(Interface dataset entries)
__________

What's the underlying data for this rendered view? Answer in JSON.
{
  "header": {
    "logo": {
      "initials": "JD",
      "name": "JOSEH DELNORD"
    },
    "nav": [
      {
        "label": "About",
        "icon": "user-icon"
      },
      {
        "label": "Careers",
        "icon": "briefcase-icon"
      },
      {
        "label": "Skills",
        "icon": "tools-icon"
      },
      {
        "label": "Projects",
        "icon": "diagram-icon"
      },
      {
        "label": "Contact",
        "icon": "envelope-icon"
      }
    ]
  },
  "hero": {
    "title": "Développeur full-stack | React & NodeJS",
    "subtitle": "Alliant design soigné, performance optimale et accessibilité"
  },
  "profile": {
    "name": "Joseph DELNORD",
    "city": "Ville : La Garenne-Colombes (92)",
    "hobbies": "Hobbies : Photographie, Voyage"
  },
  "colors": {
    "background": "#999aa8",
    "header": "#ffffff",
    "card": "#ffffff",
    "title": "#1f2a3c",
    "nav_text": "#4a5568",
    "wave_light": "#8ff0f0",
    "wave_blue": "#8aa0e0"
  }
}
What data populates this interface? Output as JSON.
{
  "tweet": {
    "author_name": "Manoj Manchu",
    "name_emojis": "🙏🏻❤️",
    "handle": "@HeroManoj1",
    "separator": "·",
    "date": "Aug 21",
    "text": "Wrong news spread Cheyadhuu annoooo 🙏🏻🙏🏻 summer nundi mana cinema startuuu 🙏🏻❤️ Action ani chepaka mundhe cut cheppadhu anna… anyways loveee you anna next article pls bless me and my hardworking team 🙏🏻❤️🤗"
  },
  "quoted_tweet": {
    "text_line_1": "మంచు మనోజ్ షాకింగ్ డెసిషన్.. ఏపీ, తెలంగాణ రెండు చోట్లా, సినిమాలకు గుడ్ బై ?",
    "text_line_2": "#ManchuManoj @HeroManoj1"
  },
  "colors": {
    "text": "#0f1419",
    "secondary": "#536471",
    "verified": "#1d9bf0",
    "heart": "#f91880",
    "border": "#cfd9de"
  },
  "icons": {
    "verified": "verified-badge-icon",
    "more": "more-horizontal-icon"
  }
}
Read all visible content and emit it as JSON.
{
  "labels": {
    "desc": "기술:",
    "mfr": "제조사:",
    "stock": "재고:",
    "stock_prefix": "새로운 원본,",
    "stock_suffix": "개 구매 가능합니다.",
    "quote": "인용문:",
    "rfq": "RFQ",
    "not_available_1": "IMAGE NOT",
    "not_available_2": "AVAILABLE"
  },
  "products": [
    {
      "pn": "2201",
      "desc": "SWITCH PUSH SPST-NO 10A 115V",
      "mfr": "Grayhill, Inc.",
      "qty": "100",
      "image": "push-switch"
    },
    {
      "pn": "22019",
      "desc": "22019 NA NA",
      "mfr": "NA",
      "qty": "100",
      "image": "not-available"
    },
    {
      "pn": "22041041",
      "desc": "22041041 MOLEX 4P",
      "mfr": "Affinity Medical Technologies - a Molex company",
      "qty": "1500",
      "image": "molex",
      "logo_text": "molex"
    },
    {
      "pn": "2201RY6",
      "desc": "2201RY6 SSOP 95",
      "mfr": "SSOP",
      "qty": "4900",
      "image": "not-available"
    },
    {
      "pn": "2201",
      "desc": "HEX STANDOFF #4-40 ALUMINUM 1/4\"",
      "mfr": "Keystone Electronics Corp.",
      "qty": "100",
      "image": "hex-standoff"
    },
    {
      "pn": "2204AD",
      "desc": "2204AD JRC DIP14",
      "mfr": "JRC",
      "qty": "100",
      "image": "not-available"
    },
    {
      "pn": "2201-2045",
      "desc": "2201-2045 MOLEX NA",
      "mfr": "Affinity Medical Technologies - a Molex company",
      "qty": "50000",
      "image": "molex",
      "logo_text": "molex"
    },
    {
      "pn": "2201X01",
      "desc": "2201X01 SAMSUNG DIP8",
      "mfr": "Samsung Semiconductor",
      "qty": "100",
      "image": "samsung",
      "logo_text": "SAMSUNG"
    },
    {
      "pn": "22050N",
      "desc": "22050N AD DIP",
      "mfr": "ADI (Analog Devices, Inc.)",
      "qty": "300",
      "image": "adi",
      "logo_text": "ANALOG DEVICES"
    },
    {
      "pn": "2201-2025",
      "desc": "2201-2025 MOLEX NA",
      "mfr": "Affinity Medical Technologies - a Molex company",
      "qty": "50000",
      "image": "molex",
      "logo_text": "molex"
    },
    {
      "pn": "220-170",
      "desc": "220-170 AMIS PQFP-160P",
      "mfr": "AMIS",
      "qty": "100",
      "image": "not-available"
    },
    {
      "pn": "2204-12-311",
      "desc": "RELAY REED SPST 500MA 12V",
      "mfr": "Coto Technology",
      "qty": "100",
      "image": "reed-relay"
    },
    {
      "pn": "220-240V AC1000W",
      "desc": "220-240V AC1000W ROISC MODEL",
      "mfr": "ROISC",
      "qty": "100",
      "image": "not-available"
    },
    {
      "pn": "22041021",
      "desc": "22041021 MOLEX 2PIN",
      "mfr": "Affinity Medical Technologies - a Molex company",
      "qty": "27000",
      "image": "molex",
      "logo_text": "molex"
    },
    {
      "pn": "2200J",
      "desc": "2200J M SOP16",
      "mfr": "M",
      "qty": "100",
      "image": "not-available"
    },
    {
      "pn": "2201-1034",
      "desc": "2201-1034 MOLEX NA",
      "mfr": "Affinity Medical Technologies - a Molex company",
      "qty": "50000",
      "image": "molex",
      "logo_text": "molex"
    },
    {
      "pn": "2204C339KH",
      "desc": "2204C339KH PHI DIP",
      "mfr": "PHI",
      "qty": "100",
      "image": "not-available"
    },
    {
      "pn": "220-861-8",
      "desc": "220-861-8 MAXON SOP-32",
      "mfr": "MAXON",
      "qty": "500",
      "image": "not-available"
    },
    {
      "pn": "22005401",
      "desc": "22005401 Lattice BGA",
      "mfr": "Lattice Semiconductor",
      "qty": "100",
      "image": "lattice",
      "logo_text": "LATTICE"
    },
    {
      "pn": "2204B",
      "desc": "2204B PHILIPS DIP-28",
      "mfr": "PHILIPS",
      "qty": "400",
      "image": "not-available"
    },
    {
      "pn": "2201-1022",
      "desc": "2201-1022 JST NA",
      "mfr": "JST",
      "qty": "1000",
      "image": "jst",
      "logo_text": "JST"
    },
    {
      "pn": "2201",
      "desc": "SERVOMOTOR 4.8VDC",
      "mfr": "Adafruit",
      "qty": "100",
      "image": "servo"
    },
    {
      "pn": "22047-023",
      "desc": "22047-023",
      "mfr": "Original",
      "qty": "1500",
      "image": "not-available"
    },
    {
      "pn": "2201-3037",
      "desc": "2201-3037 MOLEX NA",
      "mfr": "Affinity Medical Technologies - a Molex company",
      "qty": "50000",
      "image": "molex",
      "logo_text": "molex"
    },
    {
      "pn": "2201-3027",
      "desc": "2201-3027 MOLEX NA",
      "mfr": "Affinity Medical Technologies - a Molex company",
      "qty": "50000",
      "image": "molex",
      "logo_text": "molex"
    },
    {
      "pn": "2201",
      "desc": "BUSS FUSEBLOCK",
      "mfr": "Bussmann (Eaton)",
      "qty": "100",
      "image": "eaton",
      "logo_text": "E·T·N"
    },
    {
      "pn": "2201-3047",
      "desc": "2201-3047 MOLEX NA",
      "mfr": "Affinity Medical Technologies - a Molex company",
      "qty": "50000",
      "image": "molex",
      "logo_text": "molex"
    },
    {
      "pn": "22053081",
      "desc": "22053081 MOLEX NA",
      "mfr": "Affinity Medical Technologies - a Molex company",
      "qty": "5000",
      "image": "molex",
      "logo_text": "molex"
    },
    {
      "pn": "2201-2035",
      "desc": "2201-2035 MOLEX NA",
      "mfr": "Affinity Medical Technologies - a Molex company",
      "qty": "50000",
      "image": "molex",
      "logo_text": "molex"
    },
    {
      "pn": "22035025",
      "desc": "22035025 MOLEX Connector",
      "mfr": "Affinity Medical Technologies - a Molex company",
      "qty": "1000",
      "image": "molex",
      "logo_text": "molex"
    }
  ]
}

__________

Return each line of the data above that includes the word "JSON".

# [Exercise solution]
What's the underlying data for this rendered view? Answer in JSON.
What data populates this interface? Output as JSON.
Read all visible content and emit it as JSON.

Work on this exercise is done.